[[ Dataset entries, beginning ]]

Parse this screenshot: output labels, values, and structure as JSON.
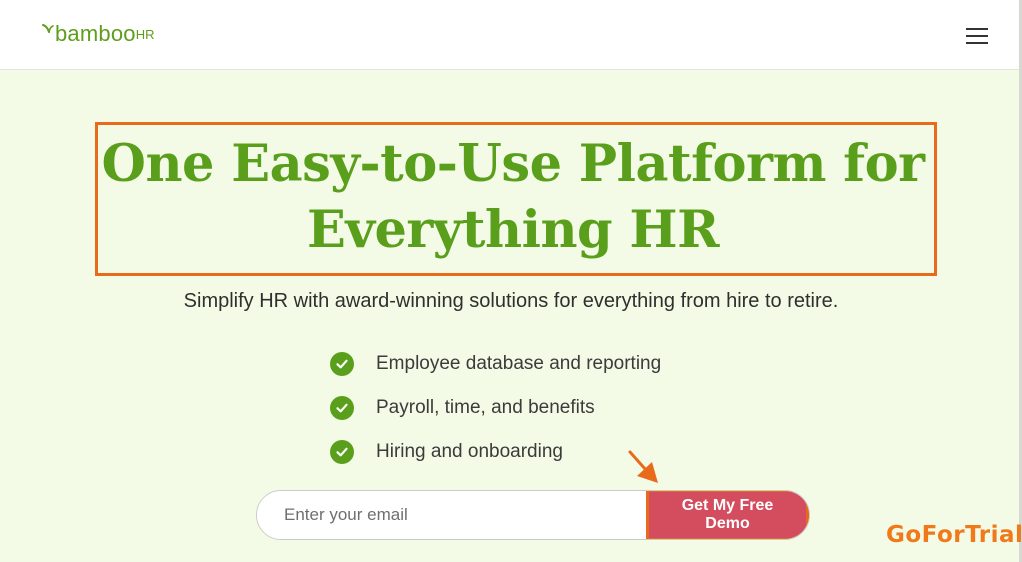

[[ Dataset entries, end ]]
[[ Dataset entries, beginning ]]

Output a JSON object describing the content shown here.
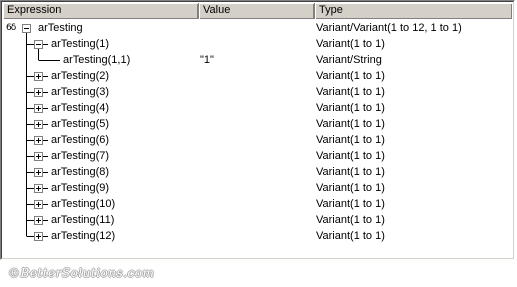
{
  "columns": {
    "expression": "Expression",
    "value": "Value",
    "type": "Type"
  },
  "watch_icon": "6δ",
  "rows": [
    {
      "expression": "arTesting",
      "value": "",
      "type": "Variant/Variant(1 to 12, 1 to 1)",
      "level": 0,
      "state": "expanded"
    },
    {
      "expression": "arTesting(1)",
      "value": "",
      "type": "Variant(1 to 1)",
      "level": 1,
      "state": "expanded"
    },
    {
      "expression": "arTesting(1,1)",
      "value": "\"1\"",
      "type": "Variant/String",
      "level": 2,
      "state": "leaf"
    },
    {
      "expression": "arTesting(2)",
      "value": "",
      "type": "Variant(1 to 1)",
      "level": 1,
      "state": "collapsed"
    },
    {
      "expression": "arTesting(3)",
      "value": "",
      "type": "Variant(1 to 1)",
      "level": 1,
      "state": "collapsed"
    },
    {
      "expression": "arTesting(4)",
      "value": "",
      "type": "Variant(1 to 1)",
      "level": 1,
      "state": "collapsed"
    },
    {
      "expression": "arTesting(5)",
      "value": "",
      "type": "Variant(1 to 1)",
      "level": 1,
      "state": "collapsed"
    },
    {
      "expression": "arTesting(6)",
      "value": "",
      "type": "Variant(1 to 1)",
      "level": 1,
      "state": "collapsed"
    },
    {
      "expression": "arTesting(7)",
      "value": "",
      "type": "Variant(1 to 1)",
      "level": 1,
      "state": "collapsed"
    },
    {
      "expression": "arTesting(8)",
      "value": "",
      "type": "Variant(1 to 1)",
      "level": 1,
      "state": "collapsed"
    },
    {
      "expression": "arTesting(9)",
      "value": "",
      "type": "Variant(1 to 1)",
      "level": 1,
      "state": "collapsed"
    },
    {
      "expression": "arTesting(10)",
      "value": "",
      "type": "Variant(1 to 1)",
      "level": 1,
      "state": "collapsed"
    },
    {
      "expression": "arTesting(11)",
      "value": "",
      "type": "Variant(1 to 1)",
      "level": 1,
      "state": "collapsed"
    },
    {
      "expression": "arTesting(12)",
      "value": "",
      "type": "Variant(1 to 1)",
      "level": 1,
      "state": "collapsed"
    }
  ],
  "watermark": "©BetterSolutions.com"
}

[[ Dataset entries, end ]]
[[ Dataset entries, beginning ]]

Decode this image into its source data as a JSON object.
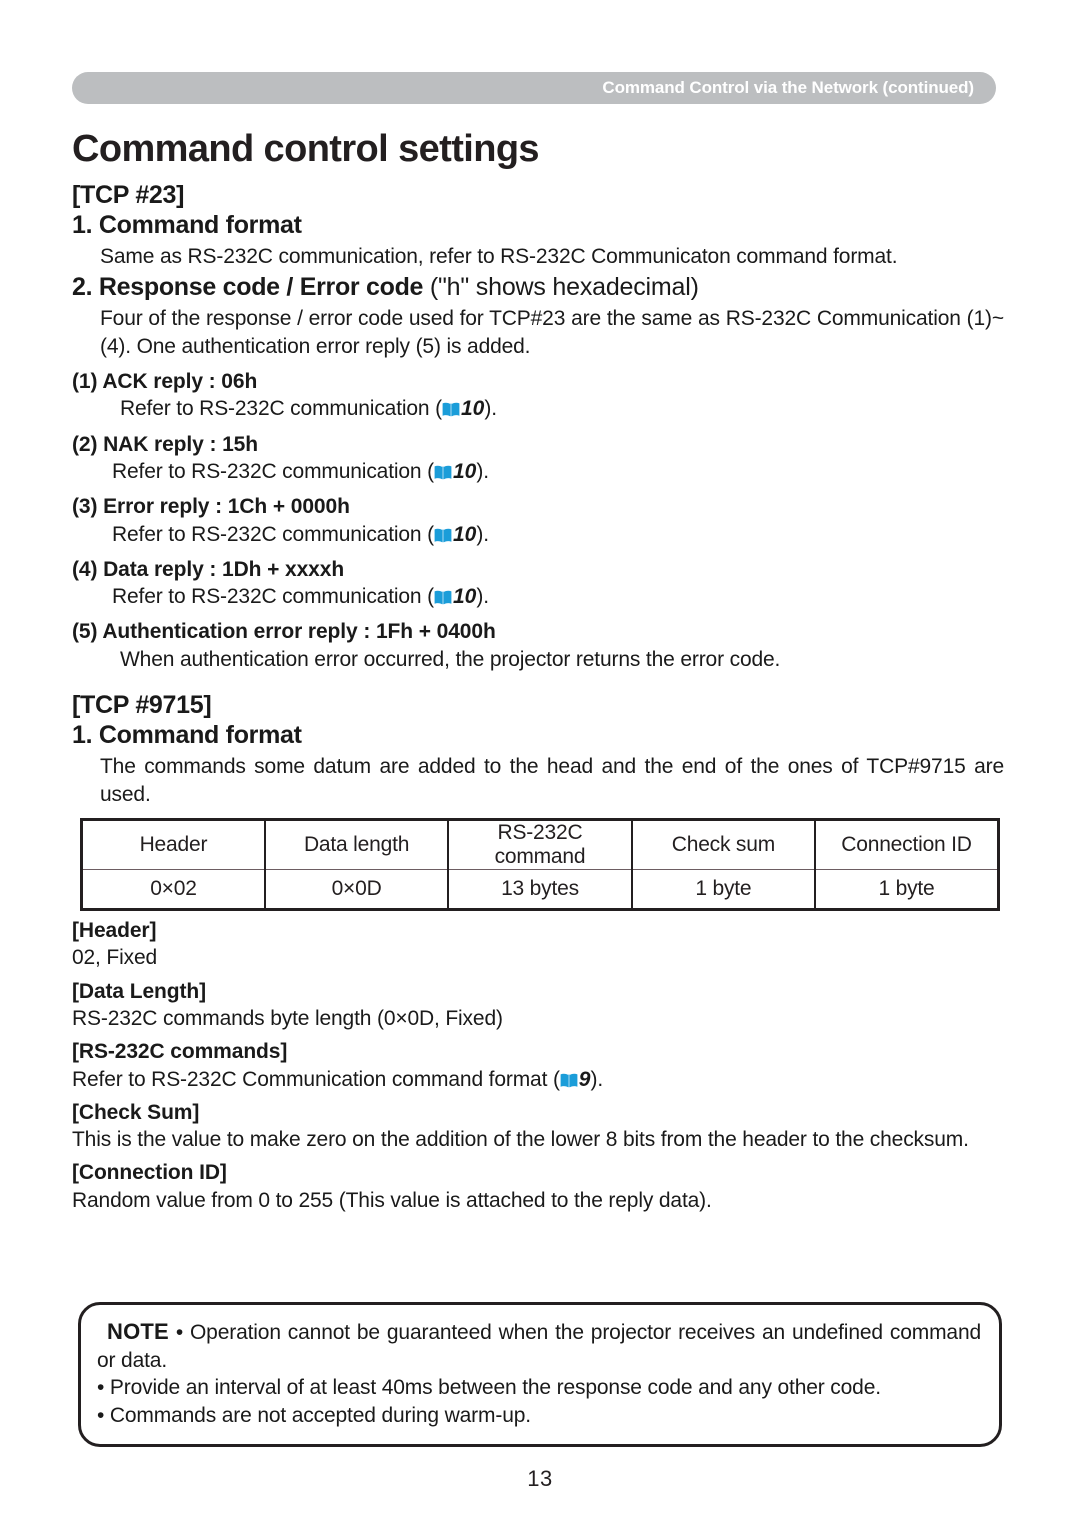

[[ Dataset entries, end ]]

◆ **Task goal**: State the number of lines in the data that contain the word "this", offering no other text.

◆ **Written solution**: 2